BEGIN DATA FOR THE TASK
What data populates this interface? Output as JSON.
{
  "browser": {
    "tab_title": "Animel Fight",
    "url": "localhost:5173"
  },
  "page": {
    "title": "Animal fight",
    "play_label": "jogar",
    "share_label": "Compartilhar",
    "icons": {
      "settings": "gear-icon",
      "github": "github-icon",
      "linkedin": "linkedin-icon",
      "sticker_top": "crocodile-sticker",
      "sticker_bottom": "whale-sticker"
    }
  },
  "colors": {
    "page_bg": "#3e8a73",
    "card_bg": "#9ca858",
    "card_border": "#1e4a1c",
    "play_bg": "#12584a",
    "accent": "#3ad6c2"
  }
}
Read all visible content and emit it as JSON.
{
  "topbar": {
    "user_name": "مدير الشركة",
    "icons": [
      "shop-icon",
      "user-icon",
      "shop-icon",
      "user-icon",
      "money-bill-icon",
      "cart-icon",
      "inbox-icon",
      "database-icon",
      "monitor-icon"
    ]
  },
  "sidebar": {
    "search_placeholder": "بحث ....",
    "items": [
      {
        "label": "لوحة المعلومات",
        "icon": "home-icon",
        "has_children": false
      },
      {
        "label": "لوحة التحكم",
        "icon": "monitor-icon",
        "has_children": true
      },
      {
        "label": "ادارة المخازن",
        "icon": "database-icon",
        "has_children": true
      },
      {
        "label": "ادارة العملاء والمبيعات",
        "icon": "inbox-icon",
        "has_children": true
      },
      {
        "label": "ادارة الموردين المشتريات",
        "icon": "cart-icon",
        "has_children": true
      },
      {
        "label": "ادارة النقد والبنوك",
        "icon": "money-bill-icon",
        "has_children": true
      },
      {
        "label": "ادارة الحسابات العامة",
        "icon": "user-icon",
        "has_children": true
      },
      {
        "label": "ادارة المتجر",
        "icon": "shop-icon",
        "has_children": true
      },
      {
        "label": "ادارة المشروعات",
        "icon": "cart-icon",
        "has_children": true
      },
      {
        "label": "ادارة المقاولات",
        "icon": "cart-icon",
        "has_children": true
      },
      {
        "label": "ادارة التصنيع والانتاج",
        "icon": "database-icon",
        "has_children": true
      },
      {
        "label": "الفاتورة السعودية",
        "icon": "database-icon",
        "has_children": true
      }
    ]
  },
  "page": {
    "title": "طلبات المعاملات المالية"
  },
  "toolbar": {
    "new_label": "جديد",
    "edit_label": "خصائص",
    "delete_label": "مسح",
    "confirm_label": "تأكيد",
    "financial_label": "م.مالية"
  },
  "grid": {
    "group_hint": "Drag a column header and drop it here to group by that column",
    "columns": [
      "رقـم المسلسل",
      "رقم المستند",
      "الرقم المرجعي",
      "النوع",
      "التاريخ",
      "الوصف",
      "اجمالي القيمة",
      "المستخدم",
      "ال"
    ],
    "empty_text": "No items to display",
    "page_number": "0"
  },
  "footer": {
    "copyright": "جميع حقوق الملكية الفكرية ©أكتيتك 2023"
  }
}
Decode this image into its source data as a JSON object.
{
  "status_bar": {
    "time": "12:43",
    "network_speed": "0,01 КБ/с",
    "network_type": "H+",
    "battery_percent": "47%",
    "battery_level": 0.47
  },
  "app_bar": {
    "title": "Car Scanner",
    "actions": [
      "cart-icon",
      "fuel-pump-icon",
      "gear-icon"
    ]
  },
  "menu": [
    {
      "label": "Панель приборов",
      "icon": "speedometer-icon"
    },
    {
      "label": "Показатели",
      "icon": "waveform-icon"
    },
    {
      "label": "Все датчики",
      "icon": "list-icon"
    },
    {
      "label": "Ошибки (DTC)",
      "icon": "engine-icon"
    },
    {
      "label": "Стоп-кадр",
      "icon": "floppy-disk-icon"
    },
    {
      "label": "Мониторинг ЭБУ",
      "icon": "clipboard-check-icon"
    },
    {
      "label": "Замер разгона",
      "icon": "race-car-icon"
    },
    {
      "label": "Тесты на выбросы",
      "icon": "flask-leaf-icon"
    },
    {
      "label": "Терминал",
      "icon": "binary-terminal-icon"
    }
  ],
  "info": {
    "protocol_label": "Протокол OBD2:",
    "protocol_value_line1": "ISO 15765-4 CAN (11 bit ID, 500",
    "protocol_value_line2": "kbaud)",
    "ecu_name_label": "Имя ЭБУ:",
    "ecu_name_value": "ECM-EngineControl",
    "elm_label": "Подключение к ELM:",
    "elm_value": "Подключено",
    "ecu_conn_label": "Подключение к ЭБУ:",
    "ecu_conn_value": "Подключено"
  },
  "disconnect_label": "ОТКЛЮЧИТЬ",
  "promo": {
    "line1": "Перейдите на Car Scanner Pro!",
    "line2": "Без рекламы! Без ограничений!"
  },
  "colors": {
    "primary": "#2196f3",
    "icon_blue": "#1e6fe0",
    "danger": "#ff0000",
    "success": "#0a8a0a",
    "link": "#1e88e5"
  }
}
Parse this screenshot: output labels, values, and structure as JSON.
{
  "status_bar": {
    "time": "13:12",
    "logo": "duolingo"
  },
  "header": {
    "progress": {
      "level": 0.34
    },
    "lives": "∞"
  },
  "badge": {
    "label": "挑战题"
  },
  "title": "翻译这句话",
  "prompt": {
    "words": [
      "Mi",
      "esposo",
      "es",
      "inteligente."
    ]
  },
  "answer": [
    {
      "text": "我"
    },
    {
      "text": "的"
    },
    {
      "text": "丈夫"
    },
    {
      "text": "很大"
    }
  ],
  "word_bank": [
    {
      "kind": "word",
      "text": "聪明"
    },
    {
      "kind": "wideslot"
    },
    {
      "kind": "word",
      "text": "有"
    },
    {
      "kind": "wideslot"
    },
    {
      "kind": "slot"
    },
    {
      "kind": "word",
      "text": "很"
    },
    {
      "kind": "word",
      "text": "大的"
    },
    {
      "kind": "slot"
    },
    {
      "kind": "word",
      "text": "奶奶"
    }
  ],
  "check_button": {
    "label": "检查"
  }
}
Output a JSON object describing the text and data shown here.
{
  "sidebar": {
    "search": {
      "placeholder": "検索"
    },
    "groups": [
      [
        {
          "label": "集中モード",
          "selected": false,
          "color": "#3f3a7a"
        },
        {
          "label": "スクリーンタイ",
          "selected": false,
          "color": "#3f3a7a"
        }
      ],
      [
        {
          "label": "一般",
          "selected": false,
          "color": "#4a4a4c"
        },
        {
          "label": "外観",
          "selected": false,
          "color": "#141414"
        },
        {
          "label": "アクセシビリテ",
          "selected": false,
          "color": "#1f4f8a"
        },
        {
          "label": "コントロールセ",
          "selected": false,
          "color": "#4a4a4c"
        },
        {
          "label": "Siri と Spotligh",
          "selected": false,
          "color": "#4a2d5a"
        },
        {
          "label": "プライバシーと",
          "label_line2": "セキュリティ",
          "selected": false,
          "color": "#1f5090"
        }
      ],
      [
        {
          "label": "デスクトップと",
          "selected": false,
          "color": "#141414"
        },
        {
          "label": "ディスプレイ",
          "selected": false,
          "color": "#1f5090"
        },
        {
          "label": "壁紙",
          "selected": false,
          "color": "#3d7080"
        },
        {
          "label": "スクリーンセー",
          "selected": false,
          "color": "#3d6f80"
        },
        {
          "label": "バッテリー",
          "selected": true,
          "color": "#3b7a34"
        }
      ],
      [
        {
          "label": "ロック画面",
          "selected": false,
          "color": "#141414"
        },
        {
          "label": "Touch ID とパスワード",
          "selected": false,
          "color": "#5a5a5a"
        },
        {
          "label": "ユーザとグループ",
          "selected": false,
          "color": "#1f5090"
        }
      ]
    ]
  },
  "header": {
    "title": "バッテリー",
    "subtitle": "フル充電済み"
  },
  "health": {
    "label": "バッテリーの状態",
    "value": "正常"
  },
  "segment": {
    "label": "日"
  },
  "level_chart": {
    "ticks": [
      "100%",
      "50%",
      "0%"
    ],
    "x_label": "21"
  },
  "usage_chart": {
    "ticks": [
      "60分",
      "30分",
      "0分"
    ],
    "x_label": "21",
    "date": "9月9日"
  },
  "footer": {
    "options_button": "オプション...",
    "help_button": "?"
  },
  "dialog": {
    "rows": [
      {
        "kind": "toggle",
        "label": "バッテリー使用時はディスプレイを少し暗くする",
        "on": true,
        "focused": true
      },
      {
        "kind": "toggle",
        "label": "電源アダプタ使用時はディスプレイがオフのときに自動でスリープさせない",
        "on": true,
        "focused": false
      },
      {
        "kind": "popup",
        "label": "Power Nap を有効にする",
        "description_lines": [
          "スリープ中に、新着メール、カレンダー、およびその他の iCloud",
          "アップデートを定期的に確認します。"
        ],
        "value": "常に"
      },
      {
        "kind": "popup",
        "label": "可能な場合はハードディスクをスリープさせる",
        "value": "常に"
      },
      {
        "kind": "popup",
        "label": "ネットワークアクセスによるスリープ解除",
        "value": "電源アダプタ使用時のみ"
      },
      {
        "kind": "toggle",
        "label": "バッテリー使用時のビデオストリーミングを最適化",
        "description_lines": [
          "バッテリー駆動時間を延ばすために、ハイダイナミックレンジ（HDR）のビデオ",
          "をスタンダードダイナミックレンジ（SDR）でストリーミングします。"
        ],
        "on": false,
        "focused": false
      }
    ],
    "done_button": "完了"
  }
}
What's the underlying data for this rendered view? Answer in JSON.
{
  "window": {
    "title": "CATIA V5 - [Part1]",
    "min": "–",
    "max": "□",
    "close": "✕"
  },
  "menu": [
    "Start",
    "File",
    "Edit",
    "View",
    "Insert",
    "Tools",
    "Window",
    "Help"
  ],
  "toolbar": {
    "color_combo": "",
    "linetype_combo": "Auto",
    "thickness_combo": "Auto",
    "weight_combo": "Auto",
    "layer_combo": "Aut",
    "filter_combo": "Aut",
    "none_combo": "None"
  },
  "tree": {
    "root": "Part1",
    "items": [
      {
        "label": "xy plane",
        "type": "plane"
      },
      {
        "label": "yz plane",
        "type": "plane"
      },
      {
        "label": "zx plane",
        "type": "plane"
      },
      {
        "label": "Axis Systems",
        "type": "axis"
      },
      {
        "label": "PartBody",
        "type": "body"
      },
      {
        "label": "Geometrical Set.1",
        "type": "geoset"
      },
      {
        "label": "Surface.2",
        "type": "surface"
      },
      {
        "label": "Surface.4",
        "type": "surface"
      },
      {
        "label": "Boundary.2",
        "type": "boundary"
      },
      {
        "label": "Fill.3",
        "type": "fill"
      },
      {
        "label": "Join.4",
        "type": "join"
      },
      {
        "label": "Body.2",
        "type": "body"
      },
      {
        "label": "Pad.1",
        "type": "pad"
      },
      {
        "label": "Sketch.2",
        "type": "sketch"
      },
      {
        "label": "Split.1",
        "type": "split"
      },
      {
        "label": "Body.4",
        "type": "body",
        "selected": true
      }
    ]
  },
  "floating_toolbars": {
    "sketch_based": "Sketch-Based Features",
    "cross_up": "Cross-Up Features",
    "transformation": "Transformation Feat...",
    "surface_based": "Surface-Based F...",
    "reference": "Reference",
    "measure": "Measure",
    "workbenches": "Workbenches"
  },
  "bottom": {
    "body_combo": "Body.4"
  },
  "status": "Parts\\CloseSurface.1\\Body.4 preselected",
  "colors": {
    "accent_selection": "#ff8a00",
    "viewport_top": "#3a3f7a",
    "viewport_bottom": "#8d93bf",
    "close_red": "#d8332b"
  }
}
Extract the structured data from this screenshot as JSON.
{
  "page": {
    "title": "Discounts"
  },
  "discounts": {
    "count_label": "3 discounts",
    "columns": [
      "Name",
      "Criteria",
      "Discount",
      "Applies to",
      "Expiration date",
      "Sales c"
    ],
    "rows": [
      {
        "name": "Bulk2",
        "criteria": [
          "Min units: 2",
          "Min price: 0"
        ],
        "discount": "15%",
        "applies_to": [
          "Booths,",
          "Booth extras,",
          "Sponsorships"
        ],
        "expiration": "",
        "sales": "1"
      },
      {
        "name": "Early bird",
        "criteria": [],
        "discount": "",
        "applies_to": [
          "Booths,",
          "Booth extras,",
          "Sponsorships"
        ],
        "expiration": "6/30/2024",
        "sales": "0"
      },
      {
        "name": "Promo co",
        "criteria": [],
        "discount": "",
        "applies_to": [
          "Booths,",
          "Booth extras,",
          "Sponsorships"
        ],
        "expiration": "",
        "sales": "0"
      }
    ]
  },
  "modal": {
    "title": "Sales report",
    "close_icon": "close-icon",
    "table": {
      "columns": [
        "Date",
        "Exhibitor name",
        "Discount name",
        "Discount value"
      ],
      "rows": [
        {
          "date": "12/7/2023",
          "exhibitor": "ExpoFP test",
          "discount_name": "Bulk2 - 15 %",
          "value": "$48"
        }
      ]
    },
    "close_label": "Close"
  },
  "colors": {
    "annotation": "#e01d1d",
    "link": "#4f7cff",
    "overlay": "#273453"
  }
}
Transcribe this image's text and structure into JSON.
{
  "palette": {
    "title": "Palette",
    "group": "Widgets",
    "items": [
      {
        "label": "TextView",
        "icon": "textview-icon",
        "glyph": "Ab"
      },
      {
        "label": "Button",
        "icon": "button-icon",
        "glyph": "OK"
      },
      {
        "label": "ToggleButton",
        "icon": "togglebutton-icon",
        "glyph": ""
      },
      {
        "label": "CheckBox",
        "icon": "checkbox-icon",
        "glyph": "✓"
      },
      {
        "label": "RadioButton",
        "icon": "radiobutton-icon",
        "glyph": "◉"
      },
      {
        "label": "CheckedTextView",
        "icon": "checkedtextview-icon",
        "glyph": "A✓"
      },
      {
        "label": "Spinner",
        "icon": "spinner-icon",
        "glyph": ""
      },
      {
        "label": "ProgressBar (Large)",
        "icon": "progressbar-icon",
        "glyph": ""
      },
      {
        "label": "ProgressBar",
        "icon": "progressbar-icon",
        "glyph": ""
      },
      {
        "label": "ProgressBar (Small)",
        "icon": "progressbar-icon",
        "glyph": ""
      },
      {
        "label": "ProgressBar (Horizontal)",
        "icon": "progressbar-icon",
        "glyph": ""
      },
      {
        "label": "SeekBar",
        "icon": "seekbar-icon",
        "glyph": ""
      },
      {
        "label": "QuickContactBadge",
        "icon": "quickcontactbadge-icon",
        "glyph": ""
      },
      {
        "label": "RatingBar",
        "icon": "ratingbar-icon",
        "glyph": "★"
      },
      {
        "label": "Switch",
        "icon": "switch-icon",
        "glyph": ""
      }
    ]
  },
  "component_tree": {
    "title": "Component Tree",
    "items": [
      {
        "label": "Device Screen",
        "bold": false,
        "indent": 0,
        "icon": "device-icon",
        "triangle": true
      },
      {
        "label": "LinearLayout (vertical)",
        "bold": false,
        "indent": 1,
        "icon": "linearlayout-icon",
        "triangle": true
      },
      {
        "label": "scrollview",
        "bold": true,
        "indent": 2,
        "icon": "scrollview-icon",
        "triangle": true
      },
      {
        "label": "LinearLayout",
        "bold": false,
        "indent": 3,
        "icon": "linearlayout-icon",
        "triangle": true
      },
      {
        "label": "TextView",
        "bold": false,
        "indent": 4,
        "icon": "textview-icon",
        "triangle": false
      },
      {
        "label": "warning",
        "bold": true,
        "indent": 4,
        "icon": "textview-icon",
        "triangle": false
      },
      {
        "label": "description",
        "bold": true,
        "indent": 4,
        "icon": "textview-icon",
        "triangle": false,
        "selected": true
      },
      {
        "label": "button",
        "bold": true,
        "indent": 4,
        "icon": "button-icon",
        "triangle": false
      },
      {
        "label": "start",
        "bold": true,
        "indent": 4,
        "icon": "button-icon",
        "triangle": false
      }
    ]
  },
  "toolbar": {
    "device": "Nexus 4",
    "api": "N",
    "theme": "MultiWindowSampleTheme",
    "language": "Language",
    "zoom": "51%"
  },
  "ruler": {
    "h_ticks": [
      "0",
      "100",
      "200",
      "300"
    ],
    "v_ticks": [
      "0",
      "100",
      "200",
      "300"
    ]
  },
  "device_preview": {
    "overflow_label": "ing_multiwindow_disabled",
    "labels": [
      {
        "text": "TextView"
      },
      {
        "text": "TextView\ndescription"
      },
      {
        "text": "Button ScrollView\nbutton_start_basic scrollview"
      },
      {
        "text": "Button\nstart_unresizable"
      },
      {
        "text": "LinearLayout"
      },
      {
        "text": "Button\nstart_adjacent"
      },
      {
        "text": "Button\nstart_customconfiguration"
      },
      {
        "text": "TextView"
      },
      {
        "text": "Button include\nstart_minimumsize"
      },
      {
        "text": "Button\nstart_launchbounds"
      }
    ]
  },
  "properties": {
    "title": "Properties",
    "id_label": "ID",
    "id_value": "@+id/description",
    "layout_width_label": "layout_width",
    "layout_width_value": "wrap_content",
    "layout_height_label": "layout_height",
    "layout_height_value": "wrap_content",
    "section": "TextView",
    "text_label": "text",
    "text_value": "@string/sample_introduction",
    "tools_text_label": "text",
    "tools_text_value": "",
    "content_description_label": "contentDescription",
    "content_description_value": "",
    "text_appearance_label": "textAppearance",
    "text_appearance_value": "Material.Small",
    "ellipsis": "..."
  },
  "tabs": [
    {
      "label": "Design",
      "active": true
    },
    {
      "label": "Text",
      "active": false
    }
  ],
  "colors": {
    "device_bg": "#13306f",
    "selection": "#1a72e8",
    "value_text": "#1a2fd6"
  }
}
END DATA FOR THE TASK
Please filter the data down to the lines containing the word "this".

What data populates this interface? Output as JSON.
Decode this image into its source data as a JSON object.
Parse this screenshot: output labels, values, and structure as JSON.
What's the underlying data for this rendered view? Answer in JSON.
Extract the structured data from this screenshot as JSON.
Transcribe this image's text and structure into JSON.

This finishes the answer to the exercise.